In addition to these two issues, five other articles caught our eye in June. Michael McCue, Jon Thompson, and Tae Hyun Kim published Hospital Acquisitions before Healthcare Reform in The Journal of Healthcare Management. The article examines the financial, market, and management factors that lead to acquisition of acute care, community hospitals between 2010 and 2012. Teri Shih, Lena Chen, and Brahmajee Nallamothu questioned Will Bundled Payments Change Healthcare? Examining the Evidence thus far in Cardiovascular Care. The authors argue that although it is not a new idea, bundled payments are coming back to the forefront of health policy discussions and that they are arguably most useful and impactful in the provision of cardiovascular care because of the cost and severity of cardiovascular diseases, and the range of providers and care setting required for treatment. Also, in a piece that might have a bit of an agenda, but is nonetheless an interesting take on health care markets and, specifically, certificates of need, there is Josh Archambault’s More Competition, Better Value for Patients: How Surgery &|Recovery Centers Can Save Paitients, Employers and Taxpayers Billions. The piece advocates that state legislatures exempt ambulatory surgery centers and recovery care centers from certificate of need requirements to encourage more competition in health care provider markets. Finally, Brett Lissenden posted Competition in Health Insurance Marketplaces: More Insurers Increase Premiums? on May 31, 2015 (close enough to June!). Lissenden’s analysis suggests that in 2015 the addition of insurers to the Health Insurance Marketplaces created by the ACA may result in premium increases, rather than decreases if some insurers are able to “cream-skim” low cost consumers.
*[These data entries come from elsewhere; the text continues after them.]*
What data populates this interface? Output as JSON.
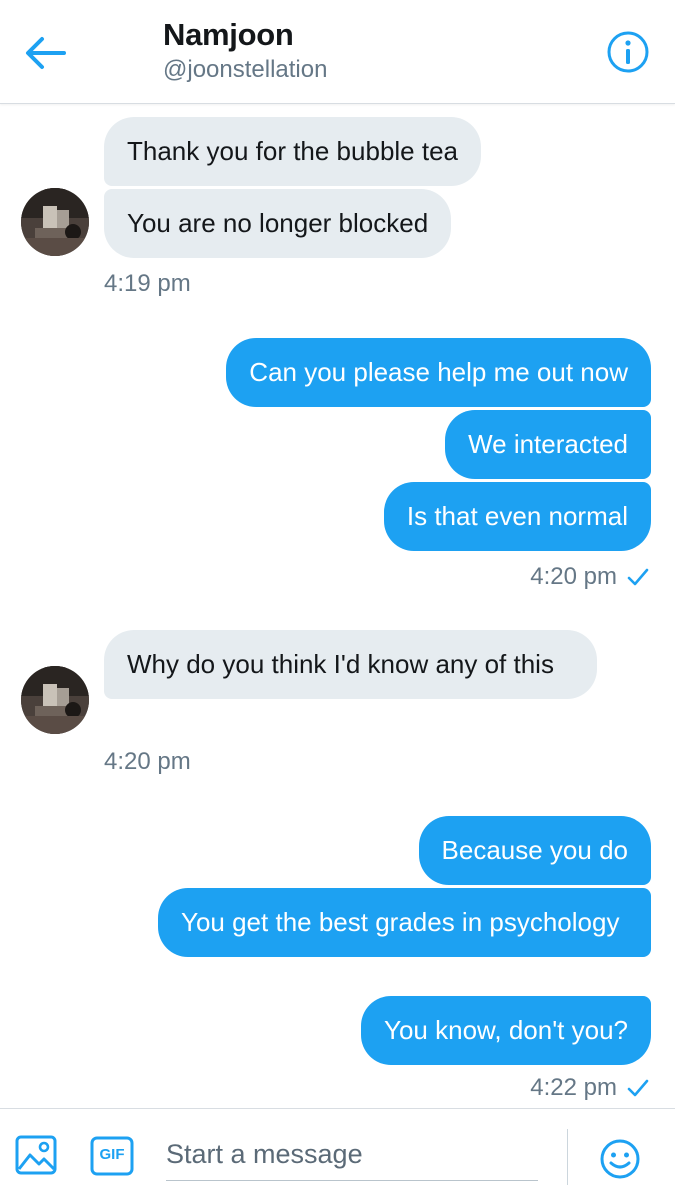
{
  "header": {
    "name": "Namjoon",
    "handle": "@joonstellation",
    "back_icon": "arrow-left-icon",
    "info_icon": "info-icon"
  },
  "colors": {
    "accent": "#1da1f2",
    "received_bubble": "#e6ecf0",
    "muted_text": "#657786"
  },
  "messages": [
    {
      "from": "them",
      "text": "Thank you for the bubble tea"
    },
    {
      "from": "them",
      "text": "You are no longer blocked"
    },
    {
      "time": "4:19 pm"
    },
    {
      "from": "me",
      "text": "Can you please help me out now"
    },
    {
      "from": "me",
      "text": "We interacted"
    },
    {
      "from": "me",
      "text": "Is that even normal"
    },
    {
      "time": "4:20 pm",
      "read": true
    },
    {
      "from": "them",
      "text": "Why do you think I'd know any of this"
    },
    {
      "time": "4:20 pm"
    },
    {
      "from": "me",
      "text": "Because you do"
    },
    {
      "from": "me",
      "text": "You get the best grades in psychology"
    },
    {
      "from": "me",
      "text": "You know, don't you?"
    },
    {
      "time": "4:22 pm",
      "read": true
    }
  ],
  "composer": {
    "placeholder": "Start a message",
    "media_icon": "image-icon",
    "gif_label": "GIF",
    "emoji_icon": "smiley-icon"
  }
}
Lissenden estimates that over the first year of the Marketplaces, each additional insurer increased premiums by 2-3%, resulting in average paid premiums increasing with increased insurer participation in 2015.
That’s it for June! We’ll see you again in July!